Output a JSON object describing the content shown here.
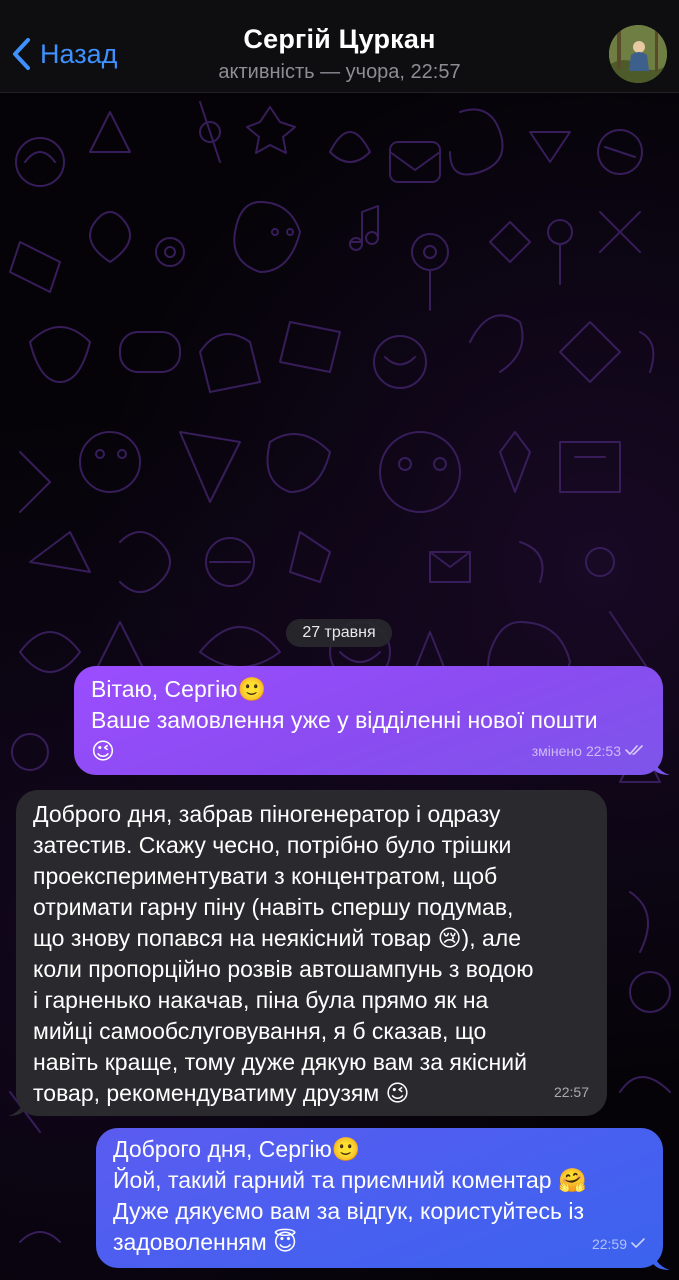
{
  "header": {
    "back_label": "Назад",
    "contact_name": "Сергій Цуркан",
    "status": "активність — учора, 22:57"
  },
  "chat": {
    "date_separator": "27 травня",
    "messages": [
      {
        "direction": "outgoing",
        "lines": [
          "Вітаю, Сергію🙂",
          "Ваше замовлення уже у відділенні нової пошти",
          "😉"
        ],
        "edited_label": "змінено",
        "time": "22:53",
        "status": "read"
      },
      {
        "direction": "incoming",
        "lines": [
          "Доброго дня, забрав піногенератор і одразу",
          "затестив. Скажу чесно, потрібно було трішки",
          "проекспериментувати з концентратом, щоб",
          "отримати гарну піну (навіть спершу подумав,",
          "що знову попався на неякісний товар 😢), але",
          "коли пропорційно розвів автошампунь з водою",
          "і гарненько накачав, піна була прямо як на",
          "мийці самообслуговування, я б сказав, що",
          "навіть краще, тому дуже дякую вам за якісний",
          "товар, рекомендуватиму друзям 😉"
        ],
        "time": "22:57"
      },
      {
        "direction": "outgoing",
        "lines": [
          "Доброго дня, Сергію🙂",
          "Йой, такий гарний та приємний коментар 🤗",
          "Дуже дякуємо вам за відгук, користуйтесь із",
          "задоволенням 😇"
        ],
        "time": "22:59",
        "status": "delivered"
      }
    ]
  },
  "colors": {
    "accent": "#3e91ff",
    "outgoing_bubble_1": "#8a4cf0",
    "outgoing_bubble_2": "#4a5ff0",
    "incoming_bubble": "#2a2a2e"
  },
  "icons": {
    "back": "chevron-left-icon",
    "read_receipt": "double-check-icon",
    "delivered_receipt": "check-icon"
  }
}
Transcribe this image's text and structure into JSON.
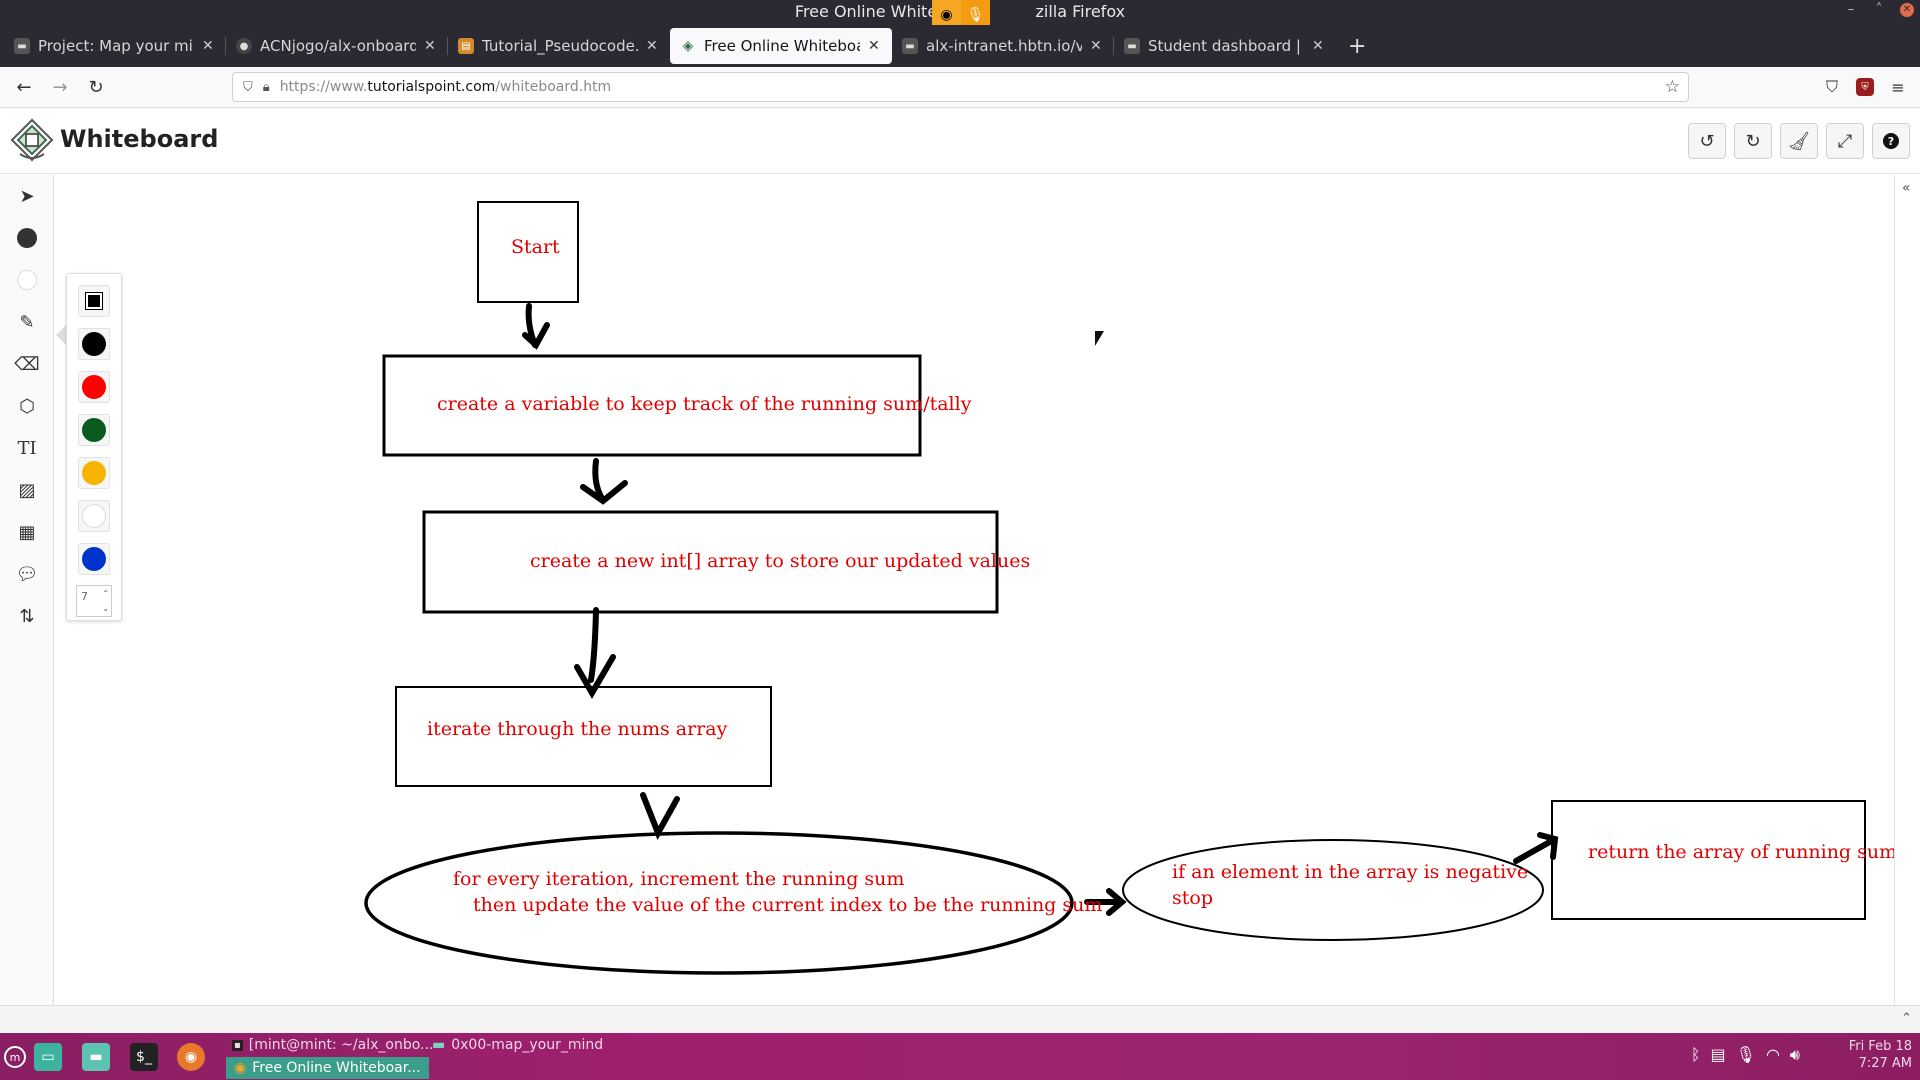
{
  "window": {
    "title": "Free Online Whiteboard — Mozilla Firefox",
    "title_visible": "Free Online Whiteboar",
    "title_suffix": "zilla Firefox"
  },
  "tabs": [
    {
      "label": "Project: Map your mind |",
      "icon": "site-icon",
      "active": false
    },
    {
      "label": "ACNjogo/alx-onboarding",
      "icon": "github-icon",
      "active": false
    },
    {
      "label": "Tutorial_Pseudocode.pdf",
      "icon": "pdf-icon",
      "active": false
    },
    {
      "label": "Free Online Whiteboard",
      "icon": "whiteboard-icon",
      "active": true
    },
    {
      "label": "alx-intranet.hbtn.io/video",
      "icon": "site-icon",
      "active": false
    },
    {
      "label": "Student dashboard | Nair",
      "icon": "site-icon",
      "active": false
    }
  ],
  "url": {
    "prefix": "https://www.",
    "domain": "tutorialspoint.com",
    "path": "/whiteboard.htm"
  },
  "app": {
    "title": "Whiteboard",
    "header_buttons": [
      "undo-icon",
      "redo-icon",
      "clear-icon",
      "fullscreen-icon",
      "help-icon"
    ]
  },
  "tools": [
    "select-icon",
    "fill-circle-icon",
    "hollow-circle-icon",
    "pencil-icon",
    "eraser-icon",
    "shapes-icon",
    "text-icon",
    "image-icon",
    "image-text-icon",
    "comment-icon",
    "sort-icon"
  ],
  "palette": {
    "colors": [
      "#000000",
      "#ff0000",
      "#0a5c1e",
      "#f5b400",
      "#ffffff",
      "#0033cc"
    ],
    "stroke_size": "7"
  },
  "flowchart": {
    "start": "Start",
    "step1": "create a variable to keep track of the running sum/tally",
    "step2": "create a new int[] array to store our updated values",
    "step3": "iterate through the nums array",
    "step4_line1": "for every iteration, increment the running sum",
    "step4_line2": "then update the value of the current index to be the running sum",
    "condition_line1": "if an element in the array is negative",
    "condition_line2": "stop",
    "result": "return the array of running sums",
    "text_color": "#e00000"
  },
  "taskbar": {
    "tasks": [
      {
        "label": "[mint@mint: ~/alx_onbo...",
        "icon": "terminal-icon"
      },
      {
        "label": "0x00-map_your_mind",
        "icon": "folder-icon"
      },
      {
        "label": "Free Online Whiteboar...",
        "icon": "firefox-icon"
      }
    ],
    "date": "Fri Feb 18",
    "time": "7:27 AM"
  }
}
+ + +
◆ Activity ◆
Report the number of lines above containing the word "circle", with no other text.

◆ Response box ◆
2